A general power of attorney authorises another person to make financial decisions on your behalf. You can specify when the power ends, otherwise it will automatically end when you lose your capacity (learn more about making an enduring power of attorney that can continue to operate or start after you lose capacity).
A general power of attorney can be made by an individual or a corporation.
A general power of attorney for an individual that is used for a land transaction is required to be witnessed in accordance with the Land Title Act 1974. However, physical distancing requirements make it difficult to meet the pre-existing requirements for finalising these documents.
There is a temporary regulation that allows these general powers of attorney for individuals that need to be witnessed (e.g. as required under the Land Title Act 1974) to be done so by a special witness over video conference.
General powers of attorney may also be made electronically and using counterpart documents.

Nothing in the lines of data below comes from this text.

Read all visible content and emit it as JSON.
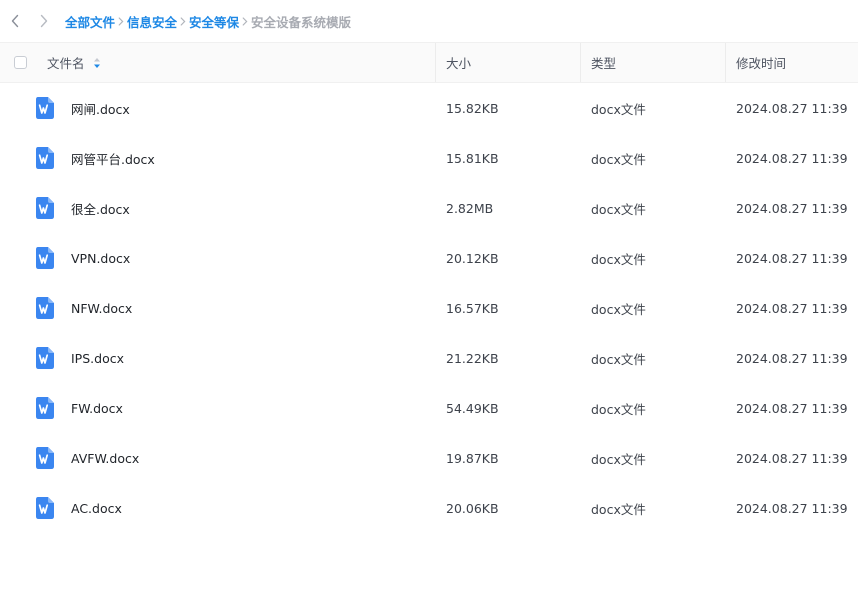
{
  "nav": {
    "back_icon": "chevron-left-icon",
    "forward_icon": "chevron-right-icon"
  },
  "breadcrumb": {
    "items": [
      "全部文件",
      "信息安全",
      "安全等保"
    ],
    "current": "安全设备系统模版",
    "link_color": "#1e88e5",
    "current_color": "#a8abb2"
  },
  "table": {
    "headers": {
      "name": "文件名",
      "size": "大小",
      "type": "类型",
      "modified": "修改时间"
    },
    "sort_icon": "sort-arrows-icon",
    "rows": [
      {
        "name": "网闸.docx",
        "size": "15.82KB",
        "type": "docx文件",
        "modified": "2024.08.27 11:39"
      },
      {
        "name": "网管平台.docx",
        "size": "15.81KB",
        "type": "docx文件",
        "modified": "2024.08.27 11:39"
      },
      {
        "name": "很全.docx",
        "size": "2.82MB",
        "type": "docx文件",
        "modified": "2024.08.27 11:39"
      },
      {
        "name": "VPN.docx",
        "size": "20.12KB",
        "type": "docx文件",
        "modified": "2024.08.27 11:39"
      },
      {
        "name": "NFW.docx",
        "size": "16.57KB",
        "type": "docx文件",
        "modified": "2024.08.27 11:39"
      },
      {
        "name": "IPS.docx",
        "size": "21.22KB",
        "type": "docx文件",
        "modified": "2024.08.27 11:39"
      },
      {
        "name": "FW.docx",
        "size": "54.49KB",
        "type": "docx文件",
        "modified": "2024.08.27 11:39"
      },
      {
        "name": "AVFW.docx",
        "size": "19.87KB",
        "type": "docx文件",
        "modified": "2024.08.27 11:39"
      },
      {
        "name": "AC.docx",
        "size": "20.06KB",
        "type": "docx文件",
        "modified": "2024.08.27 11:39"
      }
    ],
    "file_icon": "word-document-icon",
    "file_icon_color": "#3b86f0"
  }
}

These temporary changes will make it easier for people to stay at home and reduce physical interactions during the pandemic, while still being able to put legal arrangements in place.
You do not have to have your documents witnessed by video—you can still choose to follow the original requirements if you can safely find a witness to sign them in person.
To protect against fraud and elder abuse, only a small group of special witnesses can endorse general powers of attorney in this way.
- an Australian legal practitioner
- authorised Justices of the Peace (JPs) or Commissioners for Declarations (Cdecs)
- a JP or Cdec employed by a law practice that prepared the document
- a notary public
- a JP or Cdec employed by the Public Trustee.
How it works
Whether you are signing a paper or electronic document, the process to have your general power of attorney witnessed by video will be similar.
You must sign every page of the document, showing each page to the witness as you go. It must be clear that you are the person signing the document and that you are doing so freely and willingly.
If signing electronically
You can choose to sign the document electronically. This means you can, for example:
- use an online document signing platform
- sign using a digital signature in your PDF reader
- paste an image of your hand-made signature into the document.
Send to witness for their signature
Once you have signed the document using video conferencing technology in front of the special witness, you can either:
- send them the signed document (electronically or by post)
- ask them to sign a counterpart of the document (i.e. an identical copy of what you signed but without your signature).
The witness must then:
- sign each page of the document, copy or counterpart (they could either sign it electronically or print and sign it)
- complete and sign the special witness certificate to accompany the document
- return their signed document to you—or you can ask them to send it straight to someone else.
Making documents this way may mean more than one version of the same document is created (unless you both sign the same document electronically).
You must keep all of the following documents together:
- your electronically signed document
- any other version of the same document signed by the witness
- the special witness certificate.
How to use the modified arrangements
If you wish to make a general power of attorney using the modified arrangements you can:
- get a lawyer to prepare one for you—contact the Queensland Law Society for a list of practitioners
- ask the Public Trustee to make one for you—contact the Public Trustee of Queensland
- make one yourself and then contact a special witness to help you witness it.
We will provide more information about the availability of approved JPs who can witness documents using the modified arrangements soon.
Learn more about these changes in the Justice Legislation (COVID-19 Emergency Response—Documents and Oaths) Regulation 2020